Task details:
Go through the listing and pick out each line with the word "data" in it.

------

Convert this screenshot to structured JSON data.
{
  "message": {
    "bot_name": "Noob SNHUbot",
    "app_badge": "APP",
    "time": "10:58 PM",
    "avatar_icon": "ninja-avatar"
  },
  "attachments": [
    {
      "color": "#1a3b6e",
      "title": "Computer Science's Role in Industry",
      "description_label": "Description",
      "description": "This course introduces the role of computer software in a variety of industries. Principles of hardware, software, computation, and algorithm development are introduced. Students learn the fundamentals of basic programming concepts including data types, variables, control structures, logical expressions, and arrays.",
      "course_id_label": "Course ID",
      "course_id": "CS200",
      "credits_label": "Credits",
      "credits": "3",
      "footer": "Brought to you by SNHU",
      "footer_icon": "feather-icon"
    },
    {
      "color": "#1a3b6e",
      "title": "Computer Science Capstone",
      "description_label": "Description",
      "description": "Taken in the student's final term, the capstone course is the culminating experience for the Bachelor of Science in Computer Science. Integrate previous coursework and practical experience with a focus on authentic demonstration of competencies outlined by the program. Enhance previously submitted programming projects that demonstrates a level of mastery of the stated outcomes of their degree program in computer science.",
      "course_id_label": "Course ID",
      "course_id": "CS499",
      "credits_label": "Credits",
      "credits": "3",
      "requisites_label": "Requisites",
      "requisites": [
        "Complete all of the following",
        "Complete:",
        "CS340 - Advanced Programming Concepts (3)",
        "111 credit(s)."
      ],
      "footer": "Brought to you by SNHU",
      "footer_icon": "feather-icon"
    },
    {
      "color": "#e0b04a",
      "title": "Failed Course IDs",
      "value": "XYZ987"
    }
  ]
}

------

Answer to this problem:
Convert this screenshot to structured JSON data.
      "description": "This course introduces the role of computer software in a variety of industries. Principles of hardware, software, computation, and algorithm development are introduced. Students learn the fundamentals of basic programming concepts including data types, variables, control structures, logical expressions, and arrays.",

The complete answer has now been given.